### [What this task involves]
Each record beneath this line is to be copied exactly.

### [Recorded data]
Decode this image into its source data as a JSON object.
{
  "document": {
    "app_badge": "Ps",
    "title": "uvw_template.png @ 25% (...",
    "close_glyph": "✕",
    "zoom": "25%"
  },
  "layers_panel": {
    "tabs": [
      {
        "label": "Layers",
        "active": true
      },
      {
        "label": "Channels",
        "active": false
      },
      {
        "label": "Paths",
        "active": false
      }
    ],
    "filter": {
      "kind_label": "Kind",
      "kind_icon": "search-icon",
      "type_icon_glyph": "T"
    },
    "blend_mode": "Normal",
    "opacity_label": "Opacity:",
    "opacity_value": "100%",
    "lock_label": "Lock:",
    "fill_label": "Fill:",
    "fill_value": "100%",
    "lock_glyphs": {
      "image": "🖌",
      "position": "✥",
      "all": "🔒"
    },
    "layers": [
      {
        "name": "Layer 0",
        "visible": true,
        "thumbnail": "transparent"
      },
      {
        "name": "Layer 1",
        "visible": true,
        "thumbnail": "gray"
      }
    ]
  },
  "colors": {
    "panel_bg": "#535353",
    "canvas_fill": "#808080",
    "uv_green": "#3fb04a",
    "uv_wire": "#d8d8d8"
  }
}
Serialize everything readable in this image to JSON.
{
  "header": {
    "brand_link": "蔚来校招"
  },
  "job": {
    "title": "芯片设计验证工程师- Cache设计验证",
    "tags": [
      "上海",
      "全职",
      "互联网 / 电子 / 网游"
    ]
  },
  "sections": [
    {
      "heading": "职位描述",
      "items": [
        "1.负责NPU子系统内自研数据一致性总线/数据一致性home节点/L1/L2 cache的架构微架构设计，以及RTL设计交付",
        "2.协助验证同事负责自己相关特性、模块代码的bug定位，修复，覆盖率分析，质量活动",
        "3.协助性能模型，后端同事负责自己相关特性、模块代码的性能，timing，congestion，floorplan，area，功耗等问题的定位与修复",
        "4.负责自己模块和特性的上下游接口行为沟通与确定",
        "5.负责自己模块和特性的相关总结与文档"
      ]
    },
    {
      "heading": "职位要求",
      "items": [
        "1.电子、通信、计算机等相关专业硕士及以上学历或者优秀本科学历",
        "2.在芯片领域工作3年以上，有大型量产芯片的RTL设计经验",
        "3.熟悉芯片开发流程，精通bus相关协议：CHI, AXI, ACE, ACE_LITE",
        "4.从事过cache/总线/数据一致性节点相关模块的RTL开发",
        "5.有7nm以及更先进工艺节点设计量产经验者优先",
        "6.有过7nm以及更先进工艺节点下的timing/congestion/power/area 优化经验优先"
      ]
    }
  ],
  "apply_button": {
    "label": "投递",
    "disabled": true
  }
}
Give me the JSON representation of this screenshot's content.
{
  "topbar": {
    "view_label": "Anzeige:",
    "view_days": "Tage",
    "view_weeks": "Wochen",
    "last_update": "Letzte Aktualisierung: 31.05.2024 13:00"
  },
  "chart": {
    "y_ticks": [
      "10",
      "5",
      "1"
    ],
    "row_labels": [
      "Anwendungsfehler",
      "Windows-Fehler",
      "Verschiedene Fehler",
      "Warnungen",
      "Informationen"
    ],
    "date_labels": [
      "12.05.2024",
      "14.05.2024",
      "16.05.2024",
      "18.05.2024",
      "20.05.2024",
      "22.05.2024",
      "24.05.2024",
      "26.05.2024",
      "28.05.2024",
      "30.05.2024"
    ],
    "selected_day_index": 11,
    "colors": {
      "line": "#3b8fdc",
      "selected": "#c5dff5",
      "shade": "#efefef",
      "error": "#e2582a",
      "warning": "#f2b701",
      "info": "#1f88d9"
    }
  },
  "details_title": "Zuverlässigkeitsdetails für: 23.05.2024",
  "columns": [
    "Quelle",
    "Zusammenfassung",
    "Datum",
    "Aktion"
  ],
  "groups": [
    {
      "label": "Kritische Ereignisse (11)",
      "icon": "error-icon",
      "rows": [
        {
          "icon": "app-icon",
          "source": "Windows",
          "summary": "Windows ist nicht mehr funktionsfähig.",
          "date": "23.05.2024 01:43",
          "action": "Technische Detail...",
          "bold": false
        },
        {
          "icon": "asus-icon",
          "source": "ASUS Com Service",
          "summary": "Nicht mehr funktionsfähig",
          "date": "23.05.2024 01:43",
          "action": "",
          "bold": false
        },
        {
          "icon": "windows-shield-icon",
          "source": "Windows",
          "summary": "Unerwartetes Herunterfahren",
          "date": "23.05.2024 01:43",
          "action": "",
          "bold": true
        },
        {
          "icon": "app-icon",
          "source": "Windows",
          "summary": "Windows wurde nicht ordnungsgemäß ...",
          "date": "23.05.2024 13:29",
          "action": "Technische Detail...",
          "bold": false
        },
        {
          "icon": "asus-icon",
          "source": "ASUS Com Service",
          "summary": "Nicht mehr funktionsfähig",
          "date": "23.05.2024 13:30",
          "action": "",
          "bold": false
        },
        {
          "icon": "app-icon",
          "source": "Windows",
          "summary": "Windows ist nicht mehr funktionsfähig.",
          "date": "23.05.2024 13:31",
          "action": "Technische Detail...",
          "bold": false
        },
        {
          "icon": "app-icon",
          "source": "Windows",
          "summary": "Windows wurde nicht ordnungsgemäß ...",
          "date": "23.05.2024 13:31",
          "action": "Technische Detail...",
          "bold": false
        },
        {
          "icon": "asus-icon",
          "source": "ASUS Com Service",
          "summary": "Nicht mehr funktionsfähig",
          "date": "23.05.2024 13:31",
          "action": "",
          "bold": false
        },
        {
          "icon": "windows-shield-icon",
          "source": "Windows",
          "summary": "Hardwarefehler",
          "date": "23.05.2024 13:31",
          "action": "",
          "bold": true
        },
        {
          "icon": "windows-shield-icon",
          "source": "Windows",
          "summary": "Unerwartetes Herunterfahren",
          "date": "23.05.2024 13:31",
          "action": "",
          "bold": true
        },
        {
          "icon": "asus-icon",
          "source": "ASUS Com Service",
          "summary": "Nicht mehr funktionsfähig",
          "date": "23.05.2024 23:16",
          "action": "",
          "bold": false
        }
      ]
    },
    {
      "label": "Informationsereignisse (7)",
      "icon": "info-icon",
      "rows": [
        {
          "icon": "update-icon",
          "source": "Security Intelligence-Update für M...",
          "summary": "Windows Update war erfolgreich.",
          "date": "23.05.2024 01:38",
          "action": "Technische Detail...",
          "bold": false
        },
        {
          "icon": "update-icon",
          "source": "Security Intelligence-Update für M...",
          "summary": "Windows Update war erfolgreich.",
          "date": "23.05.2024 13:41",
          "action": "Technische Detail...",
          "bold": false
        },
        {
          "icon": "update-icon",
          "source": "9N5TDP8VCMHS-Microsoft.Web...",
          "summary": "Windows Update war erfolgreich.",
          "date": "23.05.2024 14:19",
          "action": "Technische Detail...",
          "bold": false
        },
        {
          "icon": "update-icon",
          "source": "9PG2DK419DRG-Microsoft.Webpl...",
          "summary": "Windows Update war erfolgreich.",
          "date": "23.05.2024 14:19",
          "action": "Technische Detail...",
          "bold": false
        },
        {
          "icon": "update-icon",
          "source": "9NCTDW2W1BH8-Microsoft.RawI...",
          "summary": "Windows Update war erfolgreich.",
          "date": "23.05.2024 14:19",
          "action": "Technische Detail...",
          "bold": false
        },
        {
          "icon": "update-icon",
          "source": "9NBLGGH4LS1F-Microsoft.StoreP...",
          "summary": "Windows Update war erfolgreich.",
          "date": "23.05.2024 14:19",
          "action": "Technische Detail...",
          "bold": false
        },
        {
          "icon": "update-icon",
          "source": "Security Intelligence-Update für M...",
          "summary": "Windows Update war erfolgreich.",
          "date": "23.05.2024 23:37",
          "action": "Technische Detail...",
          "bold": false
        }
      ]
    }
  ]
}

### [Answer section]
Decode this image into its source data as a JSON object.
{
  "document": {
    "app_badge": "Ps",
    "title": "uvw_template.png @ 25% (...",
    "close_glyph": "✕",
    "zoom": "25%"
  },
  "layers_panel": {
    "tabs": [
      {
        "label": "Layers",
        "active": true
      },
      {
        "label": "Channels",
        "active": false
      },
      {
        "label": "Paths",
        "active": false
      }
    ],
    "filter": {
      "kind_label": "Kind",
      "kind_icon": "search-icon",
      "type_icon_glyph": "T"
    },
    "blend_mode": "Normal",
    "opacity_label": "Opacity:",
    "opacity_value": "100%",
    "lock_label": "Lock:",
    "fill_label": "Fill:",
    "fill_value": "100%",
    "lock_glyphs": {
      "image": "🖌",
      "position": "✥",
      "all": "🔒"
    },
    "layers": [
      {
        "name": "Layer 0",
        "visible": true,
        "thumbnail": "transparent"
      },
      {
        "name": "Layer 1",
        "visible": true,
        "thumbnail": "gray"
      }
    ]
  },
  "colors": {
    "panel_bg": "#535353",
    "canvas_fill": "#808080",
    "uv_green": "#3fb04a",
    "uv_wire": "#d8d8d8"
  }
}
Serialize everything readable in this image to JSON.
{
  "header": {
    "brand_link": "蔚来校招"
  },
  "job": {
    "title": "芯片设计验证工程师- Cache设计验证",
    "tags": [
      "上海",
      "全职",
      "互联网 / 电子 / 网游"
    ]
  },
  "sections": [
    {
      "heading": "职位描述",
      "items": [
        "1.负责NPU子系统内自研数据一致性总线/数据一致性home节点/L1/L2 cache的架构微架构设计，以及RTL设计交付",
        "2.协助验证同事负责自己相关特性、模块代码的bug定位，修复，覆盖率分析，质量活动",
        "3.协助性能模型，后端同事负责自己相关特性、模块代码的性能，timing，congestion，floorplan，area，功耗等问题的定位与修复",
        "4.负责自己模块和特性的上下游接口行为沟通与确定",
        "5.负责自己模块和特性的相关总结与文档"
      ]
    },
    {
      "heading": "职位要求",
      "items": [
        "1.电子、通信、计算机等相关专业硕士及以上学历或者优秀本科学历",
        "2.在芯片领域工作3年以上，有大型量产芯片的RTL设计经验",
        "3.熟悉芯片开发流程，精通bus相关协议：CHI, AXI, ACE, ACE_LITE",
        "4.从事过cache/总线/数据一致性节点相关模块的RTL开发",
        "5.有7nm以及更先进工艺节点设计量产经验者优先",
        "6.有过7nm以及更先进工艺节点下的timing/congestion/power/area 优化经验优先"
      ]
    }
  ],
  "apply_button": {
    "label": "投递",
    "disabled": true
  }
}
Give me the JSON representation of this screenshot's content.
{
  "topbar": {
    "view_label": "Anzeige:",
    "view_days": "Tage",
    "view_weeks": "Wochen",
    "last_update": "Letzte Aktualisierung: 31.05.2024 13:00"
  },
  "chart": {
    "y_ticks": [
      "10",
      "5",
      "1"
    ],
    "row_labels": [
      "Anwendungsfehler",
      "Windows-Fehler",
      "Verschiedene Fehler",
      "Warnungen",
      "Informationen"
    ],
    "date_labels": [
      "12.05.2024",
      "14.05.2024",
      "16.05.2024",
      "18.05.2024",
      "20.05.2024",
      "22.05.2024",
      "24.05.2024",
      "26.05.2024",
      "28.05.2024",
      "30.05.2024"
    ],
    "selected_day_index": 11,
    "colors": {
      "line": "#3b8fdc",
      "selected": "#c5dff5",
      "shade": "#efefef",
      "error": "#e2582a",
      "warning": "#f2b701",
      "info": "#1f88d9"
    }
  },
  "details_title": "Zuverlässigkeitsdetails für: 23.05.2024",
  "columns": [
    "Quelle",
    "Zusammenfassung",
    "Datum",
    "Aktion"
  ],
  "groups": [
    {
      "label": "Kritische Ereignisse (11)",
      "icon": "error-icon",
      "rows": [
        {
          "icon": "app-icon",
          "source": "Windows",
          "summary": "Windows ist nicht mehr funktionsfähig.",
          "date": "23.05.2024 01:43",
          "action": "Technische Detail...",
          "bold": false
        },
        {
          "icon": "asus-icon",
          "source": "ASUS Com Service",
          "summary": "Nicht mehr funktionsfähig",
          "date": "23.05.2024 01:43",
          "action": "",
          "bold": false
        },
        {
          "icon": "windows-shield-icon",
          "source": "Windows",
          "summary": "Unerwartetes Herunterfahren",
          "date": "23.05.2024 01:43",
          "action": "",
          "bold": true
        },
        {
          "icon": "app-icon",
          "source": "Windows",
          "summary": "Windows wurde nicht ordnungsgemäß ...",
          "date": "23.05.2024 13:29",
          "action": "Technische Detail...",
          "bold": false
        },
        {
          "icon": "asus-icon",
          "source": "ASUS Com Service",
          "summary": "Nicht mehr funktionsfähig",
          "date": "23.05.2024 13:30",
          "action": "",
          "bold": false
        },
        {
          "icon": "app-icon",
          "source": "Windows",
          "summary": "Windows ist nicht mehr funktionsfähig.",
          "date": "23.05.2024 13:31",
          "action": "Technische Detail...",
          "bold": false
        },
        {
          "icon": "app-icon",
          "source": "Windows",
          "summary": "Windows wurde nicht ordnungsgemäß ...",
          "date": "23.05.2024 13:31",
          "action": "Technische Detail...",
          "bold": false
        },
        {
          "icon": "asus-icon",
          "source": "ASUS Com Service",
          "summary": "Nicht mehr funktionsfähig",
          "date": "23.05.2024 13:31",
          "action": "",
          "bold": false
        },
        {
          "icon": "windows-shield-icon",
          "source": "Windows",
          "summary": "Hardwarefehler",
          "date": "23.05.2024 13:31",
          "action": "",
          "bold": true
        },
        {
          "icon": "windows-shield-icon",
          "source": "Windows",
          "summary": "Unerwartetes Herunterfahren",
          "date": "23.05.2024 13:31",
          "action": "",
          "bold": true
        },
        {
          "icon": "asus-icon",
          "source": "ASUS Com Service",
          "summary": "Nicht mehr funktionsfähig",
          "date": "23.05.2024 23:16",
          "action": "",
          "bold": false
        }
      ]
    },
    {
      "label": "Informationsereignisse (7)",
      "icon": "info-icon",
      "rows": [
        {
          "icon": "update-icon",
          "source": "Security Intelligence-Update für M...",
          "summary": "Windows Update war erfolgreich.",
          "date": "23.05.2024 01:38",
          "action": "Technische Detail...",
          "bold": false
        },
        {
          "icon": "update-icon",
          "source": "Security Intelligence-Update für M...",
          "summary": "Windows Update war erfolgreich.",
          "date": "23.05.2024 13:41",
          "action": "Technische Detail...",
          "bold": false
        },
        {
          "icon": "update-icon",
          "source": "9N5TDP8VCMHS-Microsoft.Web...",
          "summary": "Windows Update war erfolgreich.",
          "date": "23.05.2024 14:19",
          "action": "Technische Detail...",
          "bold": false
        },
        {
          "icon": "update-icon",
          "source": "9PG2DK419DRG-Microsoft.Webpl...",
          "summary": "Windows Update war erfolgreich.",
          "date": "23.05.2024 14:19",
          "action": "Technische Detail...",
          "bold": false
        },
        {
          "icon": "update-icon",
          "source": "9NCTDW2W1BH8-Microsoft.RawI...",
          "summary": "Windows Update war erfolgreich.",
          "date": "23.05.2024 14:19",
          "action": "Technische Detail...",
          "bold": false
        },
        {
          "icon": "update-icon",
          "source": "9NBLGGH4LS1F-Microsoft.StoreP...",
          "summary": "Windows Update war erfolgreich.",
          "date": "23.05.2024 14:19",
          "action": "Technische Detail...",
          "bold": false
        },
        {
          "icon": "update-icon",
          "source": "Security Intelligence-Update für M...",
          "summary": "Windows Update war erfolgreich.",
          "date": "23.05.2024 23:37",
          "action": "Technische Detail...",
          "bold": false
        }
      ]
    }
  ]
}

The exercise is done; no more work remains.